Alaska Medical Malpractice Law - An Overview
By Aaron Larson
Important Notice: The following overview of Alaska's medical malpractice laws is presented on an as-is basis. This information is believed accurate as of the date of authorship, but is not intended to provide a complete analysis of medical malpractice law and may not reflect subsequent changes in the law. For a full review of Alaska's medical malpractice law, or for a determination of how the law applies to a specific incident or injury, please consult a malpractice lawyer licensed to practice in the state of Alaska.
- What Is Medical Malpractice
- Limits on Malpractice Damages
- Collateral Source Rule
- Rules for Expert Witnesses
- Joint and Several Liability
- Statute of Limitations
- Limits on Attorney Fees
- Additional Rules
- Why Use A Malpractice Lawyer
Medical malpractice, sometimes referred to as medical negligence, occurs when a health care provider violates the governing standard of care when providing treatment to a patient, causing the patient to suffer an injury. Medical malpractice can result from an action taken by the medical practitioner, or by the failure to take a medically appropriate action. Examples of medical malpractice include:
- Misdiagnosis of, or failure to diagnose , a disease or medical condition;
- Failure to provide appropriate treatment for a medical condition;
- Unreasonable delay in treating a diagnosed medical condition;
Medical malpractice actions can be brought by the injured patient against any responsible licensed health care provider, including doctors, counselors, psychologists and psychotherapists.

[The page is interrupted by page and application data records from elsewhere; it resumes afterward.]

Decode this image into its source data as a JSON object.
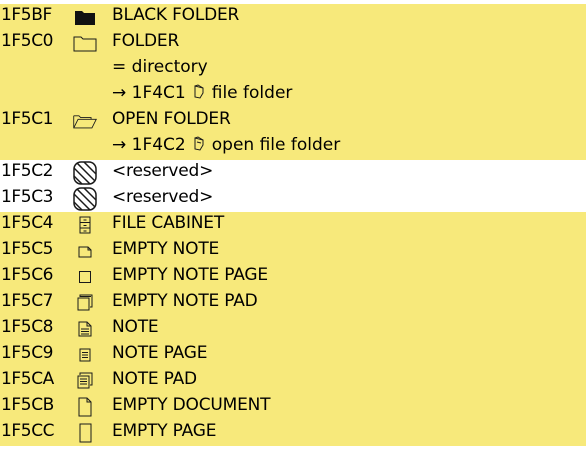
{
  "colors": {
    "highlight": "#f7e97b",
    "plain": "#ffffff",
    "glyph_stroke": "#1a1a1a"
  },
  "entries": [
    {
      "code": "1F5BF",
      "name": "BLACK FOLDER",
      "icon": "black-folder-icon",
      "highlighted": true,
      "notes": []
    },
    {
      "code": "1F5C0",
      "name": "FOLDER",
      "icon": "folder-icon",
      "highlighted": true,
      "notes": [
        {
          "type": "alias",
          "text": "= directory"
        },
        {
          "type": "xref",
          "prefix": "→ 1F4C1",
          "icon": "file-folder-icon",
          "name": "file folder"
        }
      ]
    },
    {
      "code": "1F5C1",
      "name": "OPEN FOLDER",
      "icon": "open-folder-icon",
      "highlighted": true,
      "notes": [
        {
          "type": "xref",
          "prefix": "→ 1F4C2",
          "icon": "open-file-folder-icon",
          "name": "open file folder"
        }
      ]
    },
    {
      "code": "1F5C2",
      "name": "<reserved>",
      "icon": "reserved-hatched-icon",
      "highlighted": false,
      "notes": []
    },
    {
      "code": "1F5C3",
      "name": "<reserved>",
      "icon": "reserved-hatched-icon",
      "highlighted": false,
      "notes": []
    },
    {
      "code": "1F5C4",
      "name": "FILE CABINET",
      "icon": "file-cabinet-icon",
      "highlighted": true,
      "notes": []
    },
    {
      "code": "1F5C5",
      "name": "EMPTY NOTE",
      "icon": "empty-note-icon",
      "highlighted": true,
      "notes": []
    },
    {
      "code": "1F5C6",
      "name": "EMPTY NOTE PAGE",
      "icon": "empty-note-page-icon",
      "highlighted": true,
      "notes": []
    },
    {
      "code": "1F5C7",
      "name": "EMPTY NOTE PAD",
      "icon": "empty-note-pad-icon",
      "highlighted": true,
      "notes": []
    },
    {
      "code": "1F5C8",
      "name": "NOTE",
      "icon": "note-icon",
      "highlighted": true,
      "notes": []
    },
    {
      "code": "1F5C9",
      "name": "NOTE PAGE",
      "icon": "note-page-icon",
      "highlighted": true,
      "notes": []
    },
    {
      "code": "1F5CA",
      "name": "NOTE PAD",
      "icon": "note-pad-icon",
      "highlighted": true,
      "notes": []
    },
    {
      "code": "1F5CB",
      "name": "EMPTY DOCUMENT",
      "icon": "empty-document-icon",
      "highlighted": true,
      "notes": []
    },
    {
      "code": "1F5CC",
      "name": "EMPTY PAGE",
      "icon": "empty-page-icon",
      "highlighted": true,
      "notes": []
    }
  ]
}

Alaska imposes a damages cap on non-economic damages in the amount of $400,000.00 for most injuries, with the cap raised to $1,000,000.00 for cases involving severe impairment and disfigurement. It is expected that Alaska will lower its cap to $250,000.00 by the end of 2005.
Punitive damages are limited to $500,000.00 or three times compensatory damages.
Under a traditional collateral source rule, a defendant may not seek to reduce its liability by introducing evidence that the plaintiff has received compensation from other sources, such as the plaintiff's own insurance coverage. For medical malpractice cases in Alaska, the defendant may introduce evidence of collateral source payments after judgment, to offset damages.
Expert witnesses must be trained and certified in the defendant's specialty, and must be certified by a board recognized in the state of Alaska.
Under a traditional rule of joint and several liability, where more than one defendant is found liable for the injury suffered by a plaintiff, each defendant is individually liable for the entire amount of the judgment, such that if one defendant is unable to pay the other defendant or defendants are liable for the entire amount of the judgment. Alaska has modified this rule, such that each defendant is liable only to the extent of that defendant's relative percentage of fault.
Medical malpractice actions must be commenced within 2 years of the date the person discovers, or should have discovered, the existence of the cause of action. A minor injured by medical malpractice must file suit within two years plus one day of his or her eighteenth birthday, or within two years plus one day of the date of the minor's marriage. (With court approval, a minor in Alaska can be married at the age of 14.)
Alaska does not limit attorney fees in malpractice cases.
Alaska permits health care providers to contract with patients to resolve any malpractice claims through arbitration, but an arbitration clause cannot be made a prerequisite to receipt of care or treatment.
An expert advisory panel is appointed to review each malpractice case, and reports back on the case within thirty days of its selection. The report of the advisory panel is admissible as evidence at trial. The panel is not required if the parties submit to arbitration, or if the requirement is waived by the court.
Medical malpractice law is a highly technical field of law, and malpractice lawsuits tend to be fiercely defended by well-funded defense firms.
Medical malpractice lawsuits can be exceptionally expensive to pursue, with costs often exceeding $100,000.00. Due to the technical skills involved in prosecuting a malpractice claim, the possibility that an inexperienced lawyer may not be sufficiently conversant with the medical issues, or might make a technical error which causes a case to be lost or dismissed, and the very high costs the malpractice law firm typically must advance, an injured patient is very well served by going with a specialist firm.
Even within the specialized practice of medical malpractice law, you will find that some lawyers have subspecialties of practice, for example focusing on surgical errors, misdiagnosis, or birth trauma cases.
Copyright © 2003-2011 Aaron Larson. All rights reserved. No portion of this article may be reproduced without the express written permission of the copyright holder. If you believe you may lawfully use a quotation, excerpt or paraphrase of this article under the Fair Use exception to copyright law, except as otherwise authorized by the author of the article, you must cite this article as a source for your work and include a link back to the original article from any online materials that incorporate or are derived from the content of this article.